“They realised no one was doing that,” says ChargeNet’s Bailey Gorst. So, they decided to do it themselves. The first ChargeNet public fast charger was installed when there were just 500 electric vehicles on the road. “We started well and truly before electric vehicles were a mainstream thing.”
Now ChargeNet prides itself on being the “nationwide charging network”, says Gorst, with 280 fast charge points covering the entire country. “From Cape Reinga all the way down to Bluff,” she says.
Users create an account and download an app. Charging costs are billed directly to a credit or debit card, but those who pair their ChargeNet account with their Electric Kiwi account will be billed via their regular power bills, meaning all their energy requirements will be conveniently in one place.
You can’t see them yet, but soon you won’t be able to miss them. “We’re very slick and very visible,” says Chris Monaghan, the New Zealand manager of Jolt. “We’ll have screens on the roadside and chargers in the carpark.”
That is important. With much of New Zealand’s EV infrastructure hidden in car parks or on quiet roads that require an app to find them, seeing chargers everywhere “gives drivers confidence that there is infrastructure to support them making the transition to an electric vehicle.”
Starting with a site at Mitre 10 on Auckland’s Ponsonby Road, Jolt has plans to build 500 charging stations around the country over the next five years. They’ll be in destination areas like gyms, retail stores and swimming pools. “It’s a top-up opportunity,” says Monaghan.
You get seven kilowatts free (about 50km worth of charge) then pay 50 cents per kilowatt. Customers use an app and a QR code to begin charging, and the digital display board on Jolt’s chargers display advertising as a secondary income source.
Onwards and upwards
Despite the initial stress that buying an EV caused us, we have no regrets about it. We rarely use petrol during the week, and it’s only on super-busy weekends—or when we venture out of Auckland—that we have to turn to fossil fuels for transport.
Anything that makes that process easier, whether it’s wider access to chargers, cheaper and faster home charging, or free charging in the wild, has got to be a good thing.

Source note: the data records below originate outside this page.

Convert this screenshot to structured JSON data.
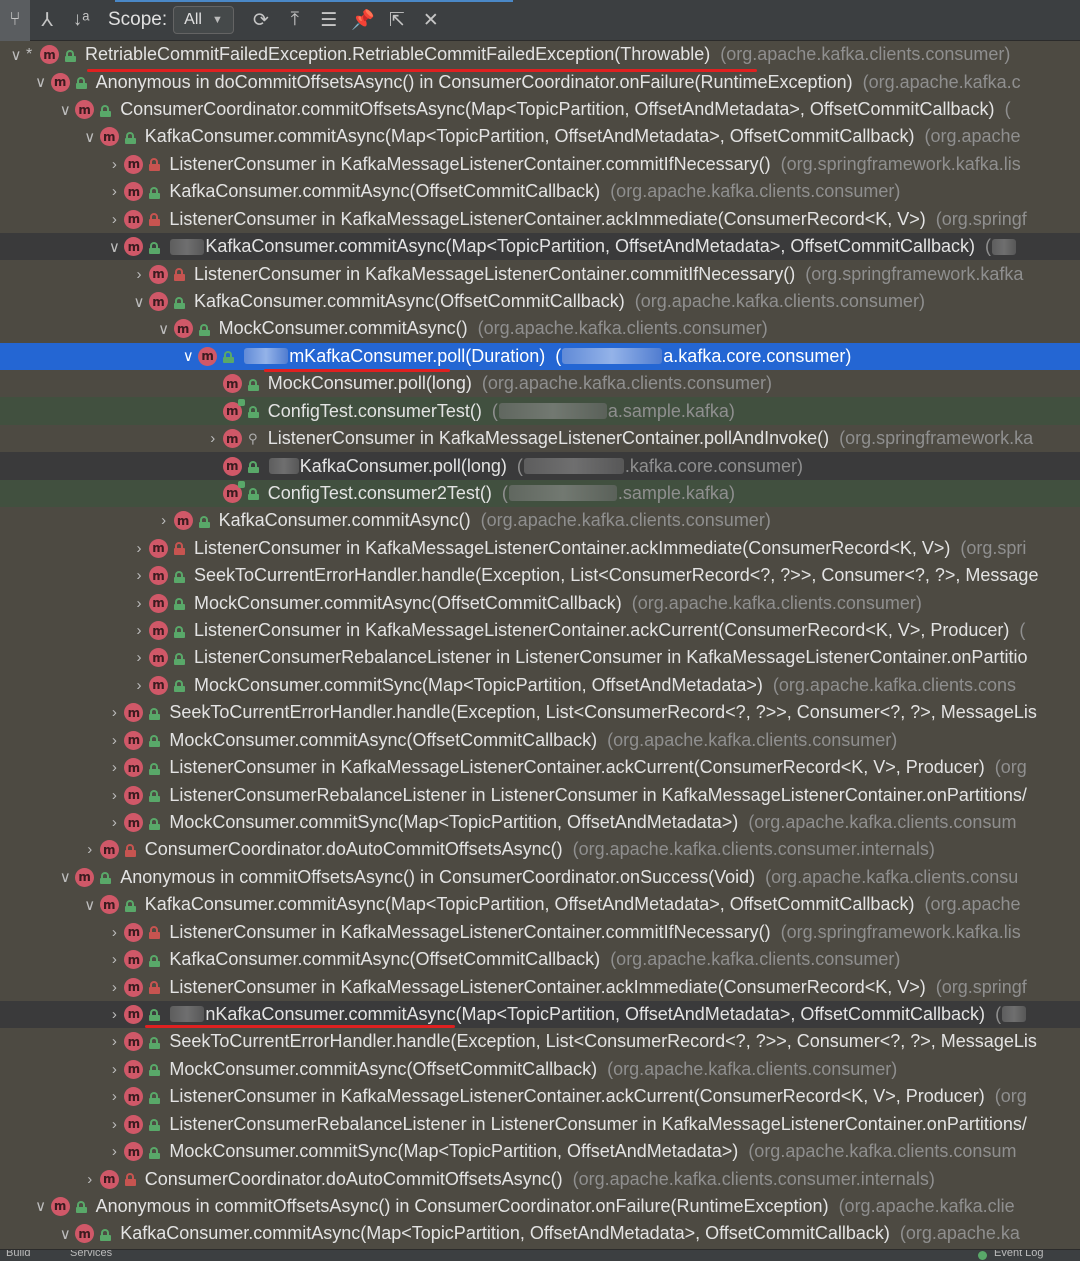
{
  "toolbar": {
    "scope_label": "Scope:",
    "scope_value": "All"
  },
  "statusbar": {
    "left_text": "Build",
    "left_text2": "Services",
    "right_text": "Event Log"
  },
  "tree": [
    {
      "indent": 0,
      "arrow": "∨",
      "mark": "*",
      "icon": "m",
      "vis": "public",
      "sig": "RetriableCommitFailedException.RetriableCommitFailedException(Throwable)",
      "pkg": "(org.apache.kafka.clients.consumer)"
    },
    {
      "indent": 1,
      "arrow": "∨",
      "icon": "m",
      "vis": "public",
      "sig": "Anonymous in doCommitOffsetsAsync() in ConsumerCoordinator.onFailure(RuntimeException)",
      "pkg": "(org.apache.kafka.c"
    },
    {
      "indent": 2,
      "arrow": "∨",
      "icon": "m",
      "vis": "public",
      "sig": "ConsumerCoordinator.commitOffsetsAsync(Map<TopicPartition, OffsetAndMetadata>, OffsetCommitCallback)",
      "pkg": "("
    },
    {
      "indent": 3,
      "arrow": "∨",
      "icon": "m",
      "vis": "public",
      "sig": "KafkaConsumer.commitAsync(Map<TopicPartition, OffsetAndMetadata>, OffsetCommitCallback)",
      "pkg": "(org.apache"
    },
    {
      "indent": 4,
      "arrow": "›",
      "icon": "m",
      "vis": "private",
      "sig": "ListenerConsumer in KafkaMessageListenerContainer.commitIfNecessary()",
      "pkg": "(org.springframework.kafka.lis"
    },
    {
      "indent": 4,
      "arrow": "›",
      "icon": "m",
      "vis": "public",
      "sig": "KafkaConsumer.commitAsync(OffsetCommitCallback)",
      "pkg": "(org.apache.kafka.clients.consumer)"
    },
    {
      "indent": 4,
      "arrow": "›",
      "icon": "m",
      "vis": "private",
      "sig": "ListenerConsumer in KafkaMessageListenerContainer.ackImmediate(ConsumerRecord<K, V>)",
      "pkg": "(org.springf"
    },
    {
      "indent": 4,
      "arrow": "∨",
      "icon": "m",
      "vis": "public",
      "style": "dark",
      "blurPre": 34,
      "sig": "KafkaConsumer.commitAsync(Map<TopicPartition, OffsetAndMetadata>, OffsetCommitCallback)",
      "pkg": "(",
      "blurPost": 24
    },
    {
      "indent": 5,
      "arrow": "›",
      "icon": "m",
      "vis": "private",
      "sig": "ListenerConsumer in KafkaMessageListenerContainer.commitIfNecessary()",
      "pkg": "(org.springframework.kafka"
    },
    {
      "indent": 5,
      "arrow": "∨",
      "icon": "m",
      "vis": "public",
      "sig": "KafkaConsumer.commitAsync(OffsetCommitCallback)",
      "pkg": "(org.apache.kafka.clients.consumer)"
    },
    {
      "indent": 6,
      "arrow": "∨",
      "icon": "m",
      "vis": "public",
      "sig": "MockConsumer.commitAsync()",
      "pkg": "(org.apache.kafka.clients.consumer)"
    },
    {
      "indent": 7,
      "arrow": "∨",
      "icon": "m",
      "vis": "public",
      "style": "selected",
      "blurPre": 44,
      "sig": "mKafkaConsumer.poll(Duration)",
      "pkg": "(",
      "blurMid": 100,
      "pkgTail": "a.kafka.core.consumer)"
    },
    {
      "indent": 8,
      "arrow": "",
      "icon": "m",
      "vis": "public",
      "sig": "MockConsumer.poll(long)",
      "pkg": "(org.apache.kafka.clients.consumer)"
    },
    {
      "indent": 8,
      "arrow": "",
      "icon": "m",
      "test": true,
      "vis": "public",
      "style": "green",
      "sig": "ConfigTest.consumerTest()",
      "pkg": "(",
      "blurMid": 108,
      "pkgTail": "a.sample.kafka)"
    },
    {
      "indent": 8,
      "arrow": "›",
      "icon": "m",
      "vis": "package",
      "sig": "ListenerConsumer in KafkaMessageListenerContainer.pollAndInvoke()",
      "pkg": "(org.springframework.ka"
    },
    {
      "indent": 8,
      "arrow": "",
      "icon": "m",
      "vis": "public",
      "style": "dark",
      "blurPre": 30,
      "sig": "KafkaConsumer.poll(long)",
      "pkg": "(",
      "blurMid": 100,
      "pkgTail": ".kafka.core.consumer)"
    },
    {
      "indent": 8,
      "arrow": "",
      "icon": "m",
      "test": true,
      "vis": "public",
      "style": "green",
      "sig": "ConfigTest.consumer2Test()",
      "pkg": "(",
      "blurMid": 108,
      "pkgTail": ".sample.kafka)"
    },
    {
      "indent": 6,
      "arrow": "›",
      "icon": "m",
      "vis": "public",
      "sig": "KafkaConsumer.commitAsync()",
      "pkg": "(org.apache.kafka.clients.consumer)"
    },
    {
      "indent": 5,
      "arrow": "›",
      "icon": "m",
      "vis": "private",
      "sig": "ListenerConsumer in KafkaMessageListenerContainer.ackImmediate(ConsumerRecord<K, V>)",
      "pkg": "(org.spri"
    },
    {
      "indent": 5,
      "arrow": "›",
      "icon": "m",
      "vis": "public",
      "sig": "SeekToCurrentErrorHandler.handle(Exception, List<ConsumerRecord<?, ?>>, Consumer<?, ?>, Message",
      "pkg": ""
    },
    {
      "indent": 5,
      "arrow": "›",
      "icon": "m",
      "vis": "public",
      "sig": "MockConsumer.commitAsync(OffsetCommitCallback)",
      "pkg": "(org.apache.kafka.clients.consumer)"
    },
    {
      "indent": 5,
      "arrow": "›",
      "icon": "m",
      "vis": "public",
      "sig": "ListenerConsumer in KafkaMessageListenerContainer.ackCurrent(ConsumerRecord<K, V>, Producer)",
      "pkg": "("
    },
    {
      "indent": 5,
      "arrow": "›",
      "icon": "m",
      "vis": "public",
      "sig": "ListenerConsumerRebalanceListener in ListenerConsumer in KafkaMessageListenerContainer.onPartitio",
      "pkg": ""
    },
    {
      "indent": 5,
      "arrow": "›",
      "icon": "m",
      "vis": "public",
      "sig": "MockConsumer.commitSync(Map<TopicPartition, OffsetAndMetadata>)",
      "pkg": "(org.apache.kafka.clients.cons"
    },
    {
      "indent": 4,
      "arrow": "›",
      "icon": "m",
      "vis": "public",
      "sig": "SeekToCurrentErrorHandler.handle(Exception, List<ConsumerRecord<?, ?>>, Consumer<?, ?>, MessageLis",
      "pkg": ""
    },
    {
      "indent": 4,
      "arrow": "›",
      "icon": "m",
      "vis": "public",
      "sig": "MockConsumer.commitAsync(OffsetCommitCallback)",
      "pkg": "(org.apache.kafka.clients.consumer)"
    },
    {
      "indent": 4,
      "arrow": "›",
      "icon": "m",
      "vis": "public",
      "sig": "ListenerConsumer in KafkaMessageListenerContainer.ackCurrent(ConsumerRecord<K, V>, Producer)",
      "pkg": "(org"
    },
    {
      "indent": 4,
      "arrow": "›",
      "icon": "m",
      "vis": "public",
      "sig": "ListenerConsumerRebalanceListener in ListenerConsumer in KafkaMessageListenerContainer.onPartitions/",
      "pkg": ""
    },
    {
      "indent": 4,
      "arrow": "›",
      "icon": "m",
      "vis": "public",
      "sig": "MockConsumer.commitSync(Map<TopicPartition, OffsetAndMetadata>)",
      "pkg": "(org.apache.kafka.clients.consum"
    },
    {
      "indent": 3,
      "arrow": "›",
      "icon": "m",
      "vis": "private",
      "sig": "ConsumerCoordinator.doAutoCommitOffsetsAsync()",
      "pkg": "(org.apache.kafka.clients.consumer.internals)"
    },
    {
      "indent": 2,
      "arrow": "∨",
      "icon": "m",
      "vis": "public",
      "sig": "Anonymous in commitOffsetsAsync() in ConsumerCoordinator.onSuccess(Void)",
      "pkg": "(org.apache.kafka.clients.consu"
    },
    {
      "indent": 3,
      "arrow": "∨",
      "icon": "m",
      "vis": "public",
      "sig": "KafkaConsumer.commitAsync(Map<TopicPartition, OffsetAndMetadata>, OffsetCommitCallback)",
      "pkg": "(org.apache"
    },
    {
      "indent": 4,
      "arrow": "›",
      "icon": "m",
      "vis": "private",
      "sig": "ListenerConsumer in KafkaMessageListenerContainer.commitIfNecessary()",
      "pkg": "(org.springframework.kafka.lis"
    },
    {
      "indent": 4,
      "arrow": "›",
      "icon": "m",
      "vis": "public",
      "sig": "KafkaConsumer.commitAsync(OffsetCommitCallback)",
      "pkg": "(org.apache.kafka.clients.consumer)"
    },
    {
      "indent": 4,
      "arrow": "›",
      "icon": "m",
      "vis": "private",
      "sig": "ListenerConsumer in KafkaMessageListenerContainer.ackImmediate(ConsumerRecord<K, V>)",
      "pkg": "(org.springf"
    },
    {
      "indent": 4,
      "arrow": "›",
      "icon": "m",
      "vis": "public",
      "style": "dark",
      "blurPre": 34,
      "sig": "nKafkaConsumer.commitAsync(Map<TopicPartition, OffsetAndMetadata>, OffsetCommitCallback)",
      "pkg": "(",
      "blurPost": 24
    },
    {
      "indent": 4,
      "arrow": "›",
      "icon": "m",
      "vis": "public",
      "sig": "SeekToCurrentErrorHandler.handle(Exception, List<ConsumerRecord<?, ?>>, Consumer<?, ?>, MessageLis",
      "pkg": ""
    },
    {
      "indent": 4,
      "arrow": "›",
      "icon": "m",
      "vis": "public",
      "sig": "MockConsumer.commitAsync(OffsetCommitCallback)",
      "pkg": "(org.apache.kafka.clients.consumer)"
    },
    {
      "indent": 4,
      "arrow": "›",
      "icon": "m",
      "vis": "public",
      "sig": "ListenerConsumer in KafkaMessageListenerContainer.ackCurrent(ConsumerRecord<K, V>, Producer)",
      "pkg": "(org"
    },
    {
      "indent": 4,
      "arrow": "›",
      "icon": "m",
      "vis": "public",
      "sig": "ListenerConsumerRebalanceListener in ListenerConsumer in KafkaMessageListenerContainer.onPartitions/",
      "pkg": ""
    },
    {
      "indent": 4,
      "arrow": "›",
      "icon": "m",
      "vis": "public",
      "sig": "MockConsumer.commitSync(Map<TopicPartition, OffsetAndMetadata>)",
      "pkg": "(org.apache.kafka.clients.consum"
    },
    {
      "indent": 3,
      "arrow": "›",
      "icon": "m",
      "vis": "private",
      "sig": "ConsumerCoordinator.doAutoCommitOffsetsAsync()",
      "pkg": "(org.apache.kafka.clients.consumer.internals)"
    },
    {
      "indent": 1,
      "arrow": "∨",
      "icon": "m",
      "vis": "public",
      "sig": "Anonymous in commitOffsetsAsync() in ConsumerCoordinator.onFailure(RuntimeException)",
      "pkg": "(org.apache.kafka.clie"
    },
    {
      "indent": 2,
      "arrow": "∨",
      "icon": "m",
      "vis": "public",
      "sig": "KafkaConsumer.commitAsync(Map<TopicPartition, OffsetAndMetadata>, OffsetCommitCallback)",
      "pkg": "(org.apache.ka"
    }
  ]
}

- For more information, visit www.electrickiwi.co.nz/ev. A version of this story originally appeared on The Spinoff.